People use their cellphones to communicate with friends and family.
People use their cellphones to communicate with friends and family.
Chip Somodevilla/Getty Images

In a 12-3 decision, the 4th U.S. Circuit Court of Appeals in Richmond, Virginia voted (Tuesday, May 31) that law enforcement can obtain an individual’s cell phone location data without a warrant.  

Judge Diana Motz writing for the majority wrote that gathering cell phone location data without a warrant does not violate the Constitution’s 4th Amendment because cell phone users voluntarily share that information with their cell phone providers.

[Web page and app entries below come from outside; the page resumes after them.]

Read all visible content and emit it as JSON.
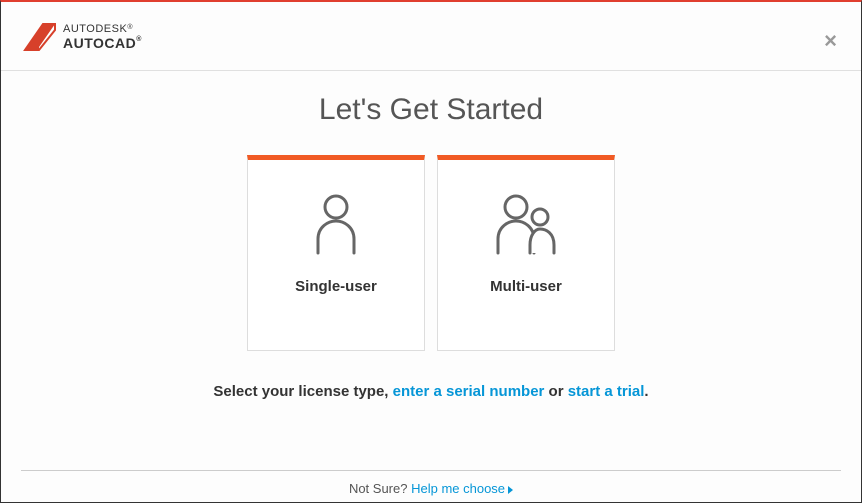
{
  "brand": {
    "line1_pre": "AUTODESK",
    "line2_pre": "AUTOCAD",
    "reg": "®"
  },
  "close_glyph": "×",
  "main": {
    "title": "Let's Get Started",
    "cards": [
      {
        "label": "Single-user"
      },
      {
        "label": "Multi-user"
      }
    ],
    "instruction": {
      "prefix": "Select your license type, ",
      "link1": "enter a serial number",
      "middle": " or ",
      "link2": "start a trial",
      "suffix": "."
    }
  },
  "footer": {
    "question": "Not Sure? ",
    "link": "Help me choose"
  }
}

The decision-- a blow to privacy advocates-- is a reversal of a previous 2015  ruling by the court. The ruling aligns with three other regional appeals courts in allowing law enforcement in Maryland, North and South Carolina to obtain cell phone records by merely showing that the records are relevant to an ongoing investigation. The decision was based on the legal theory known as the Third Party doctrine, which states that there are no privacy protections for Americans when they volunteer information to third parties such as cell phone companies, banks, and social media profile information.

Opponents of the ruling dispute the argument that cell phone location data is voluntary and that that long term information about a caller’s movements requires greater protection.

The ACLU told the Wall Street Journal that they are ready to take the issue to the Supreme Court, however, with four regional appeals courts in agreement, the likelihood that the justices will take up the case seems unlikely.


Rebecca Lonergan, professor at USC’s Gould School of Law, and former federal prosecutor with the United States Attorney’s Office in Los Angeles for over 20 years

Andrew Crocker, staff attorney at the Electronic Frontier Foundation, a non-profit digital rights group; the EFF wrote an amicus brief to the 4th circuit court’s previous 3 judge panel in 2015 stating that citizens have an expectation of privacy in historical cell site records. View the press release here